# WHAT YOU HAVE TO DO
Copy out the listing below so that each line matches exactly.

[Opening MATERIALS PROVIDED section]

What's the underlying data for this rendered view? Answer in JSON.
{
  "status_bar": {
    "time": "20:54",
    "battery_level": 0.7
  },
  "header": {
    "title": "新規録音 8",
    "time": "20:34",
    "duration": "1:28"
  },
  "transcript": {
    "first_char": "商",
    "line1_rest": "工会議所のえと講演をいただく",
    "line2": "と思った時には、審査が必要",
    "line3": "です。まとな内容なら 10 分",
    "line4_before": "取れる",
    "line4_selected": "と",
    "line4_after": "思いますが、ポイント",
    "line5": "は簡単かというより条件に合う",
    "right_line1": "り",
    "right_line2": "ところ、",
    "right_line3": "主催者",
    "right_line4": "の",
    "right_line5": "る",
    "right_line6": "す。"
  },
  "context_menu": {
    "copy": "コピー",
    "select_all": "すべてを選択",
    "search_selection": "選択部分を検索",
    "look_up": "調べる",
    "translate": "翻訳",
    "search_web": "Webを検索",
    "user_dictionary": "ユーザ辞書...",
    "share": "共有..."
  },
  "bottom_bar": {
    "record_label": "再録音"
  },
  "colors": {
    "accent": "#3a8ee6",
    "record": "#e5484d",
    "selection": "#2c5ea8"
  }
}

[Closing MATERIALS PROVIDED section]

# RESPONSE FOR THIS EXERCISE
What's the underlying data for this rendered view? Answer in JSON.
{
  "status_bar": {
    "time": "20:54",
    "battery_level": 0.7
  },
  "header": {
    "title": "新規録音 8",
    "time": "20:34",
    "duration": "1:28"
  },
  "transcript": {
    "first_char": "商",
    "line1_rest": "工会議所のえと講演をいただく",
    "line2": "と思った時には、審査が必要",
    "line3": "です。まとな内容なら 10 分",
    "line4_before": "取れる",
    "line4_selected": "と",
    "line4_after": "思いますが、ポイント",
    "line5": "は簡単かというより条件に合う",
    "right_line1": "り",
    "right_line2": "ところ、",
    "right_line3": "主催者",
    "right_line4": "の",
    "right_line5": "る",
    "right_line6": "す。"
  },
  "context_menu": {
    "copy": "コピー",
    "select_all": "すべてを選択",
    "search_selection": "選択部分を検索",
    "look_up": "調べる",
    "translate": "翻訳",
    "search_web": "Webを検索",
    "user_dictionary": "ユーザ辞書...",
    "share": "共有..."
  },
  "bottom_bar": {
    "record_label": "再録音"
  },
  "colors": {
    "accent": "#3a8ee6",
    "record": "#e5484d",
    "selection": "#2c5ea8"
  }
}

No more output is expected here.